City sheriff joins those taking aim at Carnahan's pro-cap-and-trade vote
This article first appeared in the St. Louis Beacon, July 1, 2009 - Bad enough that Gov. Jay Nixon's favorite local bakery is posting an angry sign blasting the U.S. House's vote last week in favor of the cap-and-trade energy bill that many say will lead to higher fuel bills.
Now, St. Louis Sheriff Jim Murphy is circulating copies of a disparaging editorial in the Wall Street Journal, and calling on readers to "call your senators to vote against this legislation."
Among their targets is the congressman whose district includes McArthur Bakery and the sheriff's home: U.S. Rep. Russ Carnahan, D-St. Louis. He was among those voting in favor of the bill, which was strongly backed by President Barack Obama.
The bakery has posted a sign condemning Carnahan's vote, while one of its executives, David McArthur, apparently sent the congressman a letter that's now circulating among the bill's critics -- which include conservative blogs. McArthur did not return a call seeking comment.
Two weeks ago, the governor stopped by the bakery to sign a jobs bill and stock up on some sweets for his staff.
Murphy, a fellow Democrat and the 12th Ward's committeeman, he still supports Carnahan. But Murphy said he is concerned that his party's members of the U.S. House -- who overwhelmingly voted in favor of the bill -- could be putting themselves in a touchy political spot.
"I'm upset with all of them,'' Murphy said in an interview this morning. "It's a terrible piece of legislation."
The bill in question seeks to reduce polluting energy emissions by setting limits (cap), and requiring those companies who need a higher limit to purchase credits (trade) from companies that pollute less.
Murphy said he sent the editorial "just to five or six friends,'' and was not out to make a big political statement.
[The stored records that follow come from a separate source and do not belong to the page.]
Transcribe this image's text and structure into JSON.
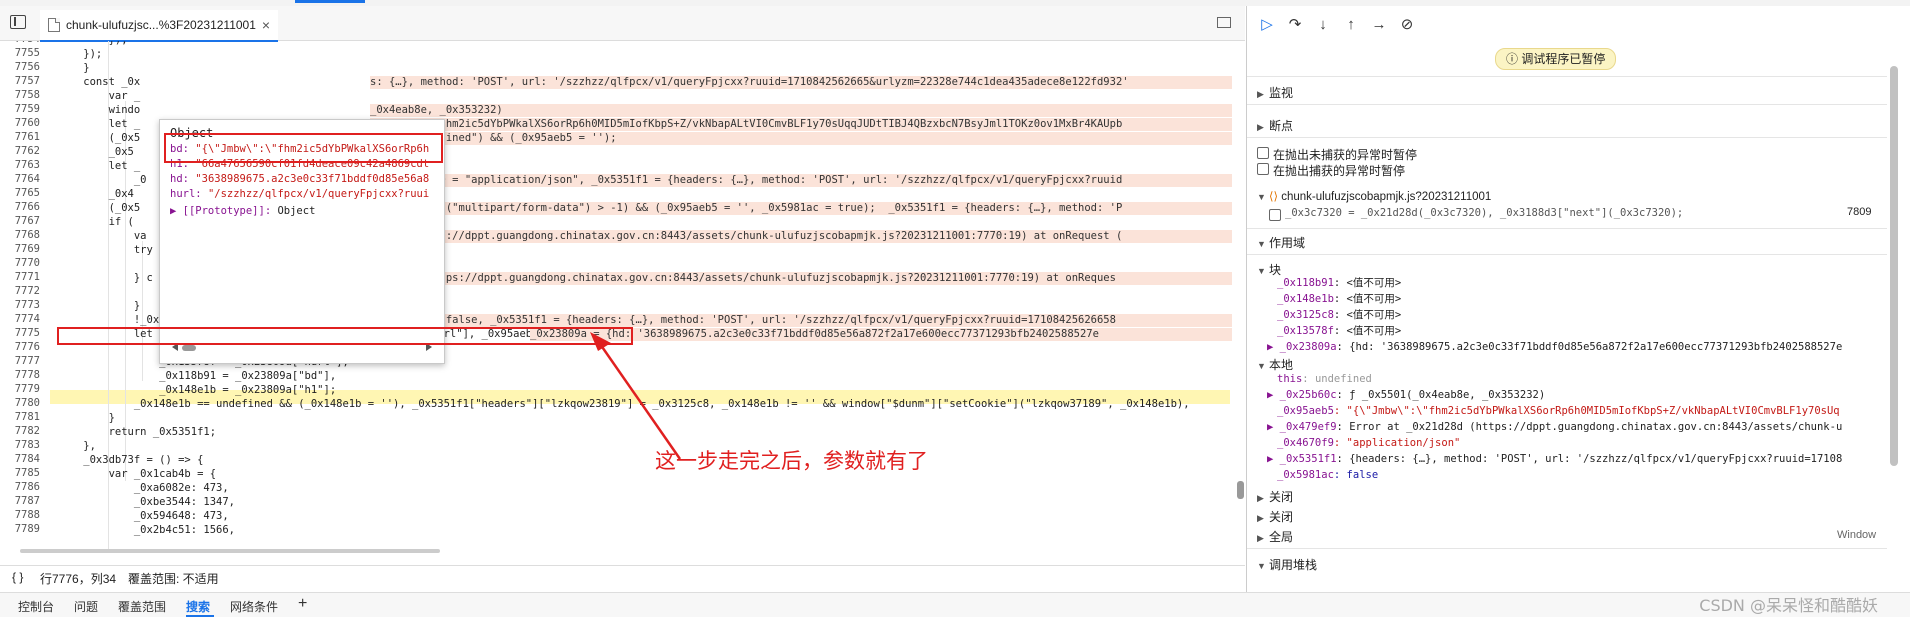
{
  "file_tab": {
    "name": "chunk-ulufuzjsc...%3F20231211001",
    "close": "×"
  },
  "code_lines": [
    {
      "n": "7754",
      "text": "        });"
    },
    {
      "n": "7755",
      "text": "    });"
    },
    {
      "n": "7756",
      "text": "    }"
    },
    {
      "n": "7757",
      "text": "    const _0x"
    },
    {
      "n": "7758",
      "text": "        var _"
    },
    {
      "n": "7759",
      "text": "        windo"
    },
    {
      "n": "7760",
      "text": "        let _"
    },
    {
      "n": "7761",
      "text": "        (_0x5"
    },
    {
      "n": "7762",
      "text": "        _0x5"
    },
    {
      "n": "7763",
      "text": "        let _"
    },
    {
      "n": "7764",
      "text": "            _0"
    },
    {
      "n": "7765",
      "text": "        _0x4"
    },
    {
      "n": "7766",
      "text": "        (_0x5"
    },
    {
      "n": "7767",
      "text": "        if ("
    },
    {
      "n": "7768",
      "text": "            va"
    },
    {
      "n": "7769",
      "text": "            try"
    },
    {
      "n": "7770",
      "text": "            "
    },
    {
      "n": "7771",
      "text": "            } c"
    },
    {
      "n": "7772",
      "text": "            "
    },
    {
      "n": "7773",
      "text": "            }"
    },
    {
      "n": "7774",
      "text": "            !_0x5981ac && (_0x5351f1[\"body\"] = _0x95aeb5);"
    },
    {
      "n": "7775",
      "text": "            let _0x23809a = window[\"ssx91m$212\"](_0x5351f1[\"url\"], _0x95aeb5, _0x479ef9);"
    },
    {
      "n": "7776",
      "text": "                _0x3125c8 = _0x23809a[\"hd\"],"
    },
    {
      "n": "7777",
      "text": "                _0x13578f = _0x23809a[\"hurl\"],"
    },
    {
      "n": "7778",
      "text": "                _0x118b91 = _0x23809a[\"bd\"],"
    },
    {
      "n": "7779",
      "text": "                _0x148e1b = _0x23809a[\"h1\"];"
    },
    {
      "n": "7780",
      "text": "            _0x148e1b == undefined && (_0x148e1b = ''), _0x5351f1[\"headers\"][\"lzkqow23819\"] = _0x3125c8, _0x148e1b != '' && window[\"$dunm\"][\"setCookie\"](\"lzkqow37189\", _0x148e1b),"
    },
    {
      "n": "7781",
      "text": "        }"
    },
    {
      "n": "7782",
      "text": "        return _0x5351f1;"
    },
    {
      "n": "7783",
      "text": "    },"
    },
    {
      "n": "7784",
      "text": "    _0x3db73f = () => {"
    },
    {
      "n": "7785",
      "text": "        var _0x1cab4b = {"
    },
    {
      "n": "7786",
      "text": "            _0xa6082e: 473,"
    },
    {
      "n": "7787",
      "text": "            _0xbe3544: 1347,"
    },
    {
      "n": "7788",
      "text": "            _0x594648: 473,"
    },
    {
      "n": "7789",
      "text": "            _0x2b4c51: 1566,"
    }
  ],
  "inline_values": [
    {
      "line": 3,
      "text": "s: {…}, method: 'POST', url: '/szzhzz/qlfpcx/v1/queryFpjcxx?ruuid=1710842562665&urlyzm=22328e744c1dea435adece8e122fd932'"
    },
    {
      "line": 5,
      "text": "_0x4eab8e, _0x353232)"
    },
    {
      "line": 6,
      "text": "\\\"Jmbw\\\":\\\"fhm2ic5dYbPWkalXS6orRp6h0MID5mIofKbpS+Z/vkNbapALtVI0CmvBLF1y70sUqqJUDtTIBJ4QBzxbcN7BsyJml1TOKz0ov1MxBr4KAUpb"
    },
    {
      "line": 7,
      "text": "\"] == \"undefined\") && (_0x95aeb5 = '');"
    },
    {
      "line": 10,
      "text": ";  _0x4670f9 = \"application/json\", _0x5351f1 = {headers: {…}, method: 'POST', url: '/szzhzz/qlfpcx/v1/queryFpjcxx?ruuid"
    },
    {
      "line": 12,
      "text": "9[\"indexOf\"](\"multipart/form-data\") > -1) && (_0x95aeb5 = '', _0x5981ac = true);  _0x5351f1 = {headers: {…}, method: 'P"
    },
    {
      "line": 14,
      "text": "1d28d (https://dppt.guangdong.chinatax.gov.cn:8443/assets/chunk-ulufuzjscobapmjk.js?20231211001:7770:19) at onRequest ("
    },
    {
      "line": 17,
      "text": "x21d28d (https://dppt.guangdong.chinatax.gov.cn:8443/assets/chunk-ulufuzjscobapmjk.js?20231211001:7770:19) at onReques"
    },
    {
      "line": 20,
      "text": "_0x5981ac = false, _0x5351f1 = {headers: {…}, method: 'POST', url: '/szzhzz/qlfpcx/v1/queryFpjcxx?ruuid=17108425626658"
    },
    {
      "line": 21,
      "text": "_0x23809a = {hd: '3638989675.a2c3e0c33f71bddf0d85e56a872f2a17e600ecc77371293bfb2402588527e"
    }
  ],
  "popover": {
    "title": "Object",
    "rows": [
      {
        "k": "bd: ",
        "v": "\"{\\\"Jmbw\\\":\\\"fhm2ic5dYbPWkalXS6orRp6h"
      },
      {
        "k": "h1: ",
        "v": "\"66a47656590cf01fd4deace09c42a4869cdt"
      },
      {
        "k": "hd: ",
        "v": "\"3638989675.a2c3e0c33f71bddf0d85e56a8"
      },
      {
        "k": "hurl: ",
        "v": "\"/szzhzz/qlfpcx/v1/queryFpjcxx?ruui"
      },
      {
        "k": "▶ [[Prototype]]: ",
        "v": "Object"
      }
    ]
  },
  "annotation": "这一步走完之后，参数就有了",
  "status": {
    "braces": "{ }",
    "position": "行7776，列34",
    "coverage": "覆盖范围: 不适用"
  },
  "drawer_tabs": [
    "控制台",
    "问题",
    "覆盖范围",
    "搜索",
    "网络条件",
    "+"
  ],
  "debugger": {
    "paused": "ⓘ 调试程序已暂停",
    "sections": {
      "watch": "监视",
      "breakpoints": "断点",
      "scope": "作用域",
      "callstack": "调用堆栈"
    },
    "bp_options": [
      "在抛出未捕获的异常时暂停",
      "在抛出捕获的异常时暂停"
    ],
    "bp_file": "chunk-ulufuzjscobapmjk.js?20231211001",
    "bp_code": "_0x3c7320 = _0x21d28d(_0x3c7320), _0x3188d3[\"next\"](_0x3c7320);",
    "bp_line": "7809",
    "block_label": "块",
    "block_vars": [
      {
        "k": "_0x118b91",
        "v": ": <值不可用>"
      },
      {
        "k": "_0x148e1b",
        "v": ": <值不可用>"
      },
      {
        "k": "_0x3125c8",
        "v": ": <值不可用>"
      },
      {
        "k": "_0x13578f",
        "v": ": <值不可用>"
      },
      {
        "k": "▶ _0x23809a",
        "v": ": {hd: '3638989675.a2c3e0c33f71bddf0d85e56a872f2a17e600ecc77371293bfb2402588527e"
      }
    ],
    "local_label": "本地",
    "local_vars": [
      {
        "k": "this",
        "v": ": undefined"
      },
      {
        "k": "▶ _0x25b60c",
        "v": ": ƒ _0x5501(_0x4eab8e, _0x353232)"
      },
      {
        "k": "_0x95aeb5",
        "v": ": \"{\\\"Jmbw\\\":\\\"fhm2ic5dYbPWkalXS6orRp6h0MID5mIofKbpS+Z/vkNbapALtVI0CmvBLF1y70sUq"
      },
      {
        "k": "▶ _0x479ef9",
        "v": ": Error at _0x21d28d (https://dppt.guangdong.chinatax.gov.cn:8443/assets/chunk-u"
      },
      {
        "k": "_0x4670f9",
        "v": ": \"application/json\""
      },
      {
        "k": "▶ _0x5351f1",
        "v": ": {headers: {…}, method: 'POST', url: '/szzhzz/qlfpcx/v1/queryFpjcxx?ruuid=17108"
      },
      {
        "k": "_0x5981ac",
        "v": ": false"
      }
    ],
    "closures": [
      "关闭",
      "关闭"
    ],
    "global": "全局",
    "global_value": "Window"
  },
  "watermark": "CSDN @呆呆怪和酷酷妖"
}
But it's now circulating in both parties' circles -- especially since Murphy sent it in an envelope with the return address of "Sheriff Jim Murphy."
Meanwhile, a spokesman for Carnahan said today that he has gotten a lot of e-mails and phone calls since last week's vote. "But it's been mixed,'' said press secretary Jim Hubbard, with some praising Carnahan and others blasting him.